● BRIEF
Sift the listing for lines that hold the string "purple" and pull them out.

● SOURCE MATERIAL
§

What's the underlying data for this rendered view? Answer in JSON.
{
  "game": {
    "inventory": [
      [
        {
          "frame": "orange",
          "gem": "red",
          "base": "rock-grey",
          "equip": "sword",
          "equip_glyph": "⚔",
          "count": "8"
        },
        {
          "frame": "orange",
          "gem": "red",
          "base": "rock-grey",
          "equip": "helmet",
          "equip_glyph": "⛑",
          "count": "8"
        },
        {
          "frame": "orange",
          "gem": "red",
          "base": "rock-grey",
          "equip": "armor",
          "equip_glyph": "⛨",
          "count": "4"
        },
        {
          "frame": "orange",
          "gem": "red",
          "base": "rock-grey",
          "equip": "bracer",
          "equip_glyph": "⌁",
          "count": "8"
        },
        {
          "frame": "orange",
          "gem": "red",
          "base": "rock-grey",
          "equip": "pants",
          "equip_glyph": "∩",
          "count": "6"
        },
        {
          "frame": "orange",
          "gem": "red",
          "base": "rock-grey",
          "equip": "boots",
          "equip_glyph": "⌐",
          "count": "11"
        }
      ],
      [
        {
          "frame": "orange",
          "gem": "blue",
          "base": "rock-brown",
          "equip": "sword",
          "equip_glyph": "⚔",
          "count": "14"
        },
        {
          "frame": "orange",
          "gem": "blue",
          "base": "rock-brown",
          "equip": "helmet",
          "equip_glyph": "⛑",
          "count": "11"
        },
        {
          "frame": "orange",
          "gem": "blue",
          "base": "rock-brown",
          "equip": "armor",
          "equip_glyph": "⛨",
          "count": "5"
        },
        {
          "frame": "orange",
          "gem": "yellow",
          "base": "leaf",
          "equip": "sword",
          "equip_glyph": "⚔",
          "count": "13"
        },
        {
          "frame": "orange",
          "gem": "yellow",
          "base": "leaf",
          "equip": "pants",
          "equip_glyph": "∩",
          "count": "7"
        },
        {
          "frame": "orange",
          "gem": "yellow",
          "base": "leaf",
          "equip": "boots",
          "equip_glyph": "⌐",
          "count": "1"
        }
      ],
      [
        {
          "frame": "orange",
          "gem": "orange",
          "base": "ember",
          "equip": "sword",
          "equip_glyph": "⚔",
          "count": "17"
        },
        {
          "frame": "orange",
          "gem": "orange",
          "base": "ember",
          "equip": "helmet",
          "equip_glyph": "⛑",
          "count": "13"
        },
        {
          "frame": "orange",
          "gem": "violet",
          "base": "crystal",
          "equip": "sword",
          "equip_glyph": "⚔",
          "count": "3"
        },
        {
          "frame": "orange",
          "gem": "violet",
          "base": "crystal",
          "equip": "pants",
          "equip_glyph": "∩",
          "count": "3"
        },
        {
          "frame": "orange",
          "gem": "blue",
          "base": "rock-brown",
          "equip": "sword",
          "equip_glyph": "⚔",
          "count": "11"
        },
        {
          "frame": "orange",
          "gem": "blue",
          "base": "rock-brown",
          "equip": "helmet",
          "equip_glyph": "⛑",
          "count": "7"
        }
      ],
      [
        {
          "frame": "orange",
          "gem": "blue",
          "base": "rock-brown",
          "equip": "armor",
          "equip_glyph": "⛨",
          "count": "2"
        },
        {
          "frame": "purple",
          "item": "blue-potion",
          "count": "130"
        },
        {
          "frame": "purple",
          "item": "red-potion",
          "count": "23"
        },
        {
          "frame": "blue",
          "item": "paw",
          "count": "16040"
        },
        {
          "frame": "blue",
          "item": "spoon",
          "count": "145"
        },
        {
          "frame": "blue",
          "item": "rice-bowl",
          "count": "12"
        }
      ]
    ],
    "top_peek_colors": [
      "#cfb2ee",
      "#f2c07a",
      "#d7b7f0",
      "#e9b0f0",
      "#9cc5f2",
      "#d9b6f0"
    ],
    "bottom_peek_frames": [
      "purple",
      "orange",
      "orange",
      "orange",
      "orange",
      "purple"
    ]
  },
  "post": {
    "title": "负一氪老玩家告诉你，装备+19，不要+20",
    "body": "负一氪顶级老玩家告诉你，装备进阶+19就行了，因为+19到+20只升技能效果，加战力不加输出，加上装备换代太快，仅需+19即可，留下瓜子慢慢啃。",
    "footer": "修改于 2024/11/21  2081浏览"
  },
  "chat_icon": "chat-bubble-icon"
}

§

● WRITTEN ANSWER
          "frame": "purple",
          "frame": "purple",
      "purple",
      "purple"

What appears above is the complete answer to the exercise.